Latest posts by Kevin Rothrock from July, 2014
IP addresses inside the Russian government continue to be active on Wikipedia, where a computer at the Russian Secret Service, the FSO, revised the German entry for Malaysia Airlines Flight 17, changing the word “separatists” into “rebels.” The Twitter bot @RuGovEdits, which automatically logs all Wikipedia edits made from Russian government IP...
Russia's Twitter users no longer have access to @b0ltai, an account belonging to a hacker collective that has leaked several Kremlin documents to the Internet over the past 7 months.
The Russian Interior Ministry has revised the language in a procurement order offering almost USD $100,000 for developing a way to decipher user data on the Tor anonymity network.
Although unlikely, should Russia’s decryption project succeed, it could endanger millions of Internet users whose interest in online anonymity is far from nefarious.

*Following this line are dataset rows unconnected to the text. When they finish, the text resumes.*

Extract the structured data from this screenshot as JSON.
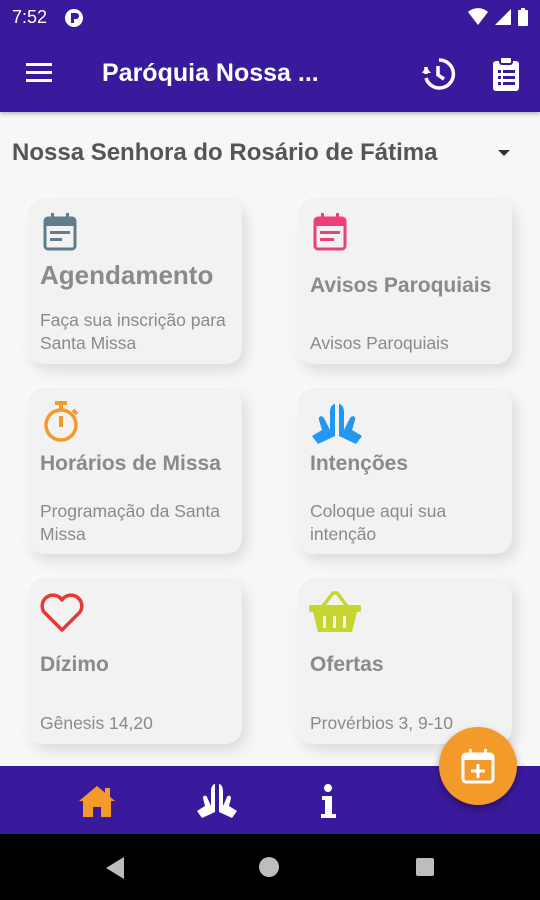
{
  "status": {
    "time": "7:52"
  },
  "appbar": {
    "title": "Paróquia Nossa ..."
  },
  "parish": {
    "selected": "Nossa Senhora do Rosário de Fátima"
  },
  "cards": [
    {
      "title": "Agendamento",
      "subtitle": "Faça sua inscrição para Santa Missa",
      "icon": "calendar-icon",
      "color": "#607d8b"
    },
    {
      "title": "Avisos Paroquiais",
      "subtitle": "Avisos Paroquiais",
      "icon": "calendar-notes-icon",
      "color": "#ec407a"
    },
    {
      "title": "Horários de Missa",
      "subtitle": "Programação da Santa Missa",
      "icon": "stopwatch-icon",
      "color": "#f39a2b"
    },
    {
      "title": "Intenções",
      "subtitle": "Coloque aqui sua intenção",
      "icon": "praying-hands-icon",
      "color": "#2196f3"
    },
    {
      "title": "Dízimo",
      "subtitle": "Gênesis 14,20",
      "icon": "heart-icon",
      "color": "#e53935"
    },
    {
      "title": "Ofertas",
      "subtitle": "Provérbios 3, 9-10",
      "icon": "basket-icon",
      "color": "#c6d530"
    }
  ],
  "colors": {
    "primary": "#3a1a9c",
    "accent": "#f39a2b"
  }
}
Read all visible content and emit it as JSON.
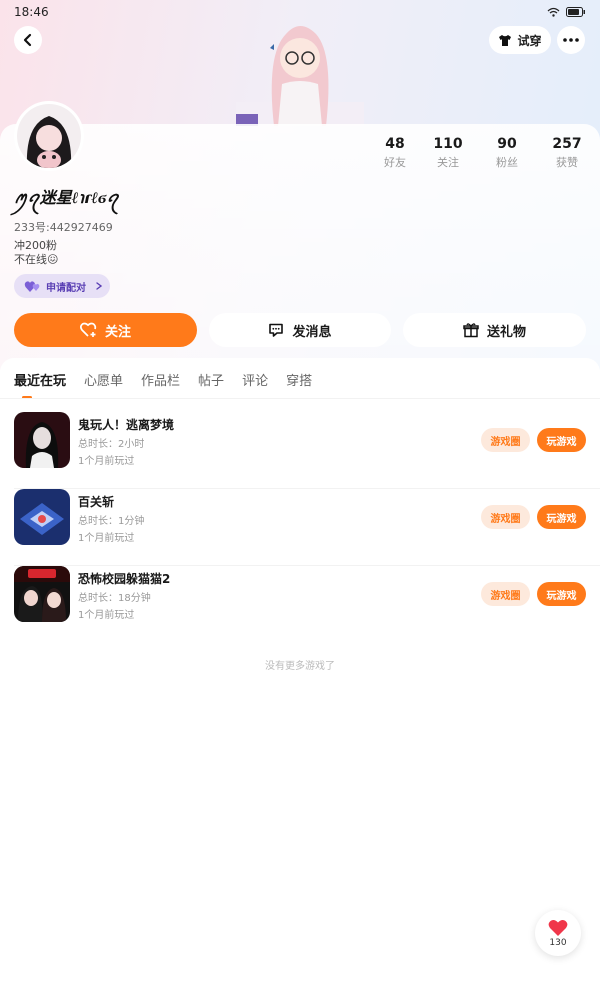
{
  "status_bar": {
    "time": "18:46"
  },
  "header": {
    "try_on_label": "试穿"
  },
  "profile": {
    "nickname": "ꪑꪖ迷星ℓ℩ɾℓϭꪖ",
    "uid": "233号:442927469",
    "bio_line1": "冲200粉",
    "bio_line2": "不在线😖",
    "pair_label": "申请配对",
    "stats": [
      {
        "value": "48",
        "label": "好友"
      },
      {
        "value": "110",
        "label": "关注"
      },
      {
        "value": "90",
        "label": "粉丝"
      },
      {
        "value": "257",
        "label": "获赞"
      }
    ]
  },
  "actions": {
    "follow": "关注",
    "message": "发消息",
    "gift": "送礼物"
  },
  "tabs": [
    "最近在玩",
    "心愿单",
    "作品栏",
    "帖子",
    "评论",
    "穿搭"
  ],
  "games": [
    {
      "name": "鬼玩人！逃离梦境",
      "duration": "总时长：2小时",
      "last_played": "1个月前玩过",
      "circle": "游戏圈",
      "play": "玩游戏"
    },
    {
      "name": "百关斩",
      "duration": "总时长：1分钟",
      "last_played": "1个月前玩过",
      "circle": "游戏圈",
      "play": "玩游戏"
    },
    {
      "name": "恐怖校园躲猫猫2",
      "duration": "总时长：18分钟",
      "last_played": "1个月前玩过",
      "circle": "游戏圈",
      "play": "玩游戏"
    }
  ],
  "no_more_text": "没有更多游戏了",
  "like_count": "130",
  "colors": {
    "accent": "#ff7a1a",
    "pair_bg": "#e7e0f6",
    "pair_text": "#5a3fb4"
  }
}
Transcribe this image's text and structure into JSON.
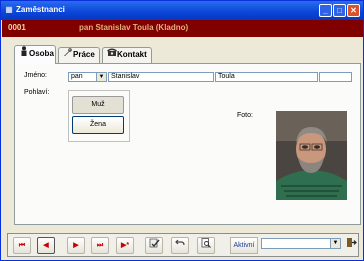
{
  "window": {
    "title": "Zaměstnanci"
  },
  "record": {
    "id": "0001",
    "name": "pan Stanislav Toula (Kladno)"
  },
  "tabs": [
    {
      "label": "Osoba",
      "icon": "person-icon"
    },
    {
      "label": "Práce",
      "icon": "tools-icon"
    },
    {
      "label": "Kontakt",
      "icon": "phone-icon"
    }
  ],
  "form": {
    "jmeno_label": "Jméno:",
    "salutation": "pan",
    "first_name": "Stanislav",
    "last_name": "Toula",
    "suffix": "",
    "pohlavi_label": "Pohlaví:",
    "gender_options": [
      "Muž",
      "Žena"
    ],
    "foto_label": "Foto:"
  },
  "nav": {
    "first_icon": "⏮",
    "prev_icon": "◀",
    "next_icon": "▶",
    "last_icon": "⏭",
    "new_icon": "▶*",
    "aktivni_label": "Aktivní",
    "filter_value": ""
  },
  "colors": {
    "record_bar": "#800000",
    "record_text": "#e4b078",
    "titlebar": "#0a45d8"
  }
}
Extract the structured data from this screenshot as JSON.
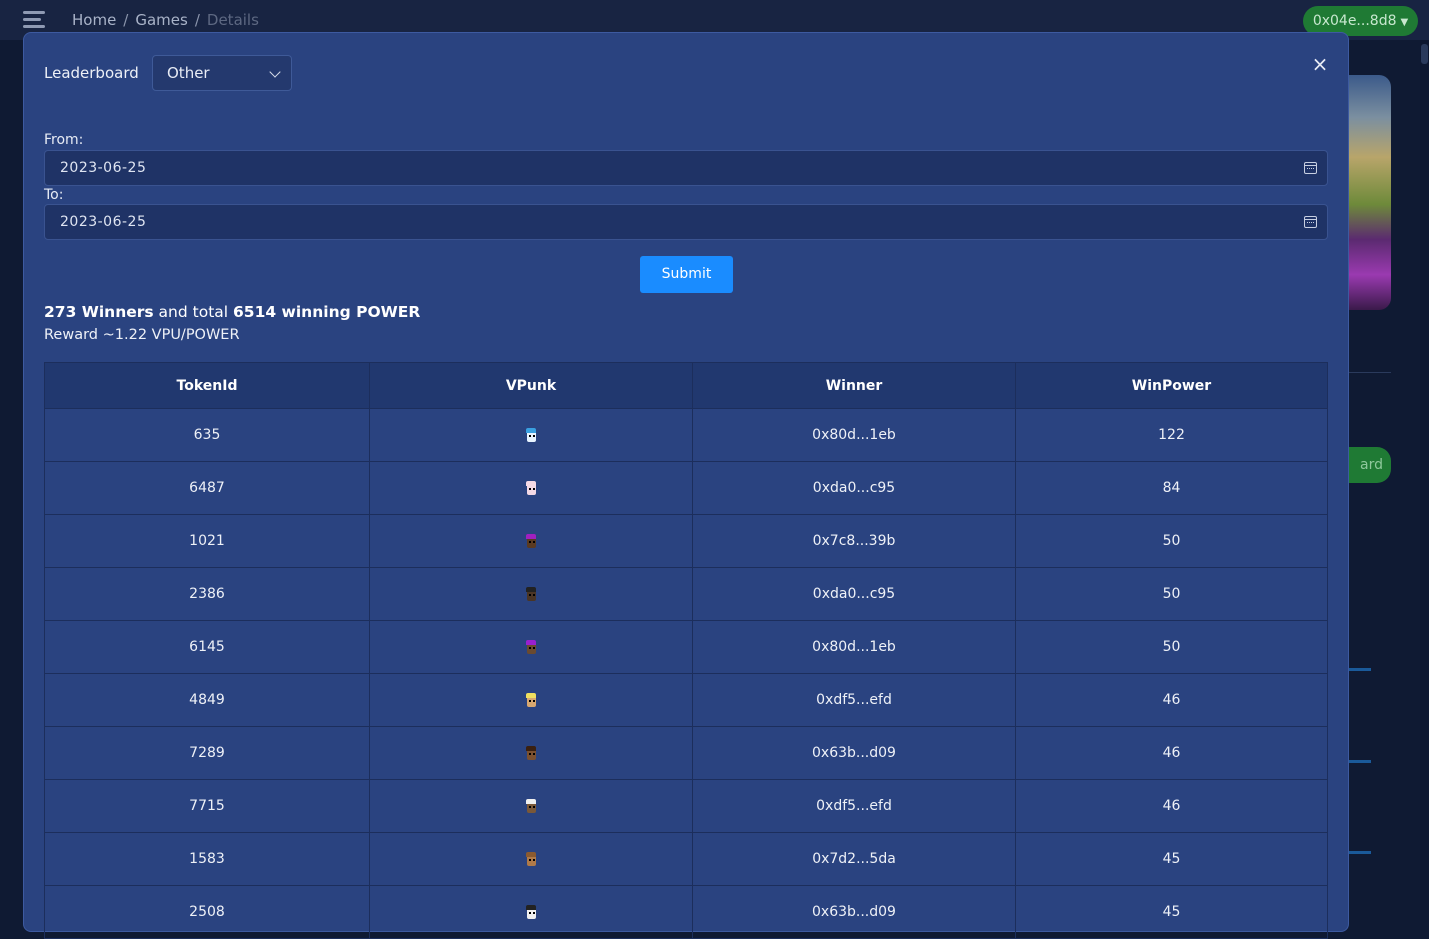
{
  "nav": {
    "breadcrumb": [
      "Home",
      "Games",
      "Details"
    ],
    "breadcrumb_sep": "/",
    "wallet_label": "0x04e...8d8"
  },
  "background": {
    "button_fragment": "ard"
  },
  "modal": {
    "close_label": "×",
    "leaderboard_label": "Leaderboard",
    "leaderboard_selected": "Other",
    "from_label": "From:",
    "from_value": "2023-06-25",
    "to_label": "To:",
    "to_value": "2023-06-25",
    "submit_label": "Submit",
    "summary": {
      "winners_count": "273 Winners",
      "middle_text": " and total ",
      "power_total": "6514 winning POWER"
    },
    "reward_text": "Reward ~1.22 VPU/POWER"
  },
  "table": {
    "headers": [
      "TokenId",
      "VPunk",
      "Winner",
      "WinPower"
    ],
    "rows": [
      {
        "token": "635",
        "punk": {
          "skin": "#e8f4ff",
          "hair": "#3aa0e0"
        },
        "winner": "0x80d...1eb",
        "power": "122"
      },
      {
        "token": "6487",
        "punk": {
          "skin": "#f3d9e6",
          "hair": "#f3d9e6"
        },
        "winner": "0xda0...c95",
        "power": "84"
      },
      {
        "token": "1021",
        "punk": {
          "skin": "#5a3a22",
          "hair": "#a020c0"
        },
        "winner": "0x7c8...39b",
        "power": "50"
      },
      {
        "token": "2386",
        "punk": {
          "skin": "#4a3525",
          "hair": "#222222"
        },
        "winner": "0xda0...c95",
        "power": "50"
      },
      {
        "token": "6145",
        "punk": {
          "skin": "#6a4a30",
          "hair": "#9a20d0"
        },
        "winner": "0x80d...1eb",
        "power": "50"
      },
      {
        "token": "4849",
        "punk": {
          "skin": "#d8a870",
          "hair": "#f0e060"
        },
        "winner": "0xdf5...efd",
        "power": "46"
      },
      {
        "token": "7289",
        "punk": {
          "skin": "#7a5030",
          "hair": "#3a2010"
        },
        "winner": "0x63b...d09",
        "power": "46"
      },
      {
        "token": "7715",
        "punk": {
          "skin": "#7a5838",
          "hair": "#f0f0f0"
        },
        "winner": "0xdf5...efd",
        "power": "46"
      },
      {
        "token": "1583",
        "punk": {
          "skin": "#b07a48",
          "hair": "#8a5a30"
        },
        "winner": "0x7d2...5da",
        "power": "45"
      },
      {
        "token": "2508",
        "punk": {
          "skin": "#f0f0f0",
          "hair": "#222222"
        },
        "winner": "0x63b...d09",
        "power": "45"
      }
    ]
  }
}
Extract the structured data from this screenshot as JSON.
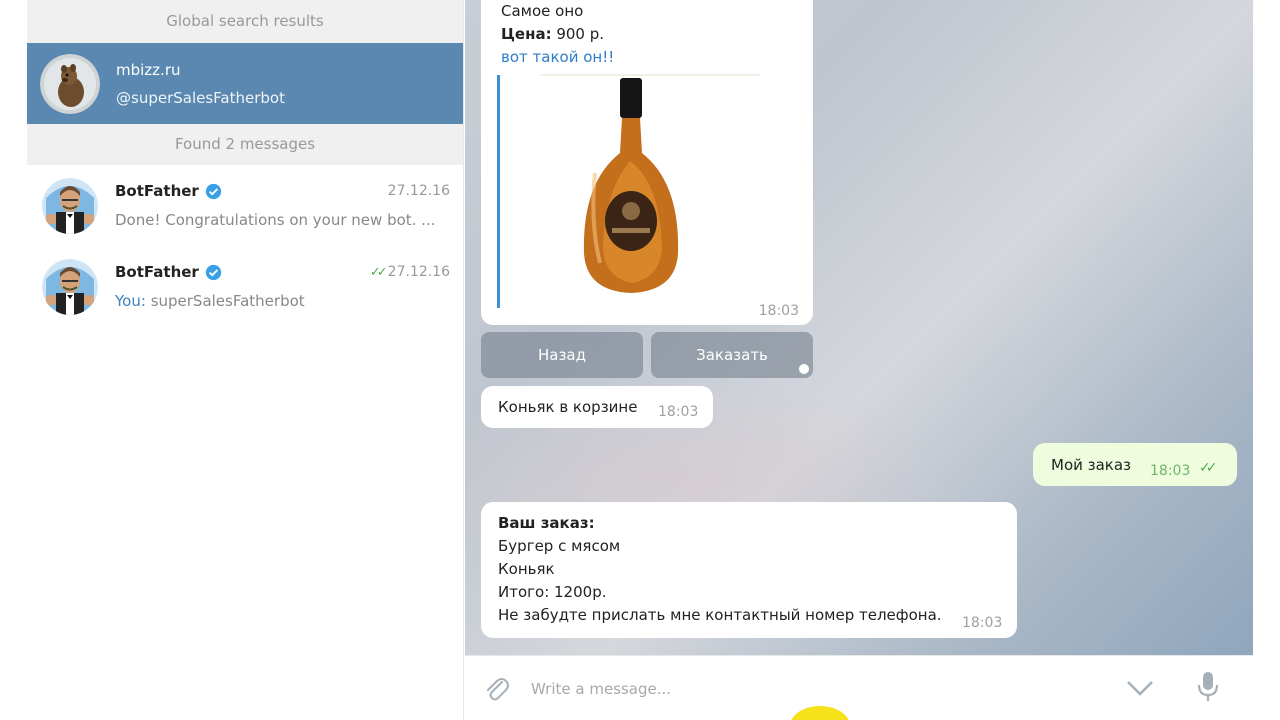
{
  "sidebar": {
    "global_header": "Global search results",
    "selected_result": {
      "name": "mbizz.ru",
      "handle": "@superSalesFatherbot"
    },
    "found_header": "Found 2 messages",
    "messages": [
      {
        "name": "BotFather",
        "date": "27.12.16",
        "checks": "",
        "preview_you": "",
        "preview": "Done! Congratulations on your new bot. ..."
      },
      {
        "name": "BotFather",
        "date": "27.12.16",
        "checks": "✓✓",
        "preview_you": "You: ",
        "preview": "superSalesFatherbot"
      }
    ]
  },
  "chat": {
    "product": {
      "line1": "Самое оно",
      "price_label": "Цена:",
      "price_value": " 900 р.",
      "link": "вот такой он!!",
      "time": "18:03"
    },
    "keyboard": {
      "back": "Назад",
      "order": "Заказать"
    },
    "cart": {
      "text": "Коньяк в корзине",
      "time": "18:03"
    },
    "outgoing": {
      "text": "Мой заказ",
      "time": "18:03",
      "checks": "✓✓"
    },
    "order": {
      "title": "Ваш заказ:",
      "lines": [
        "Бургер с мясом",
        "Коньяк",
        "Итого: 1200р.",
        "Не забудте прислать мне контактный номер телефона."
      ],
      "time": "18:03"
    }
  },
  "composer": {
    "placeholder": "Write a message..."
  },
  "colors": {
    "selected": "#5b88b0",
    "link": "#2d7ec7",
    "outgoing": "#effdde",
    "check": "#4fae4e"
  }
}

Over the past ten years, IP addresses belonging to various Russian state agencies are responsible for almost 7,000 anonymous edits to articles on Wikipedia’s Russian-language website.
Someone at VGTRK, a state-run Russian broadcasting company, has edited a Wikipedia entry about the Malaysian Flight MH17 crash to blame the government in Kyiv.
An airplane has crashed in Ukraine. With nothing but a few pixelated YouTube videos and a fast-growing mountain of accusations, RuNet users are in the midst of a full-blown hysteria.
To help people keep track of what’s what in Russian cyberspace, we've compiled a list of the most important laws to hit the RuNet in the past two years.
Ukraine's new foreign minister, Pavlo Klimkin, is in hot water on the Russian Internet today, where bloggers are drawing attention to his first subscriptions on Twitter. RuNet users have noticed that some of the first accounts Klimkin chose to follow are US politicians John McCain and Mitt Romney, the neoconservative American think...
RuNet Echo translates a column by Andrey Mima about a new draft law in Moscow that will require websites to store all Russian users' data inside Russia.
In the eyes of parliamentarian Yelena Mizulina, the Russian Internet is a pretty scary place. Learn about the Cyber Nanny's latest filtering initiative with this handy breakdown from RuNet Echo.
Aleksandr Dugin, a controversial Russian scholar, says he's lost his job at Moscow State University, claiming that the President's alter ego—the Lunar Putin—is to blame.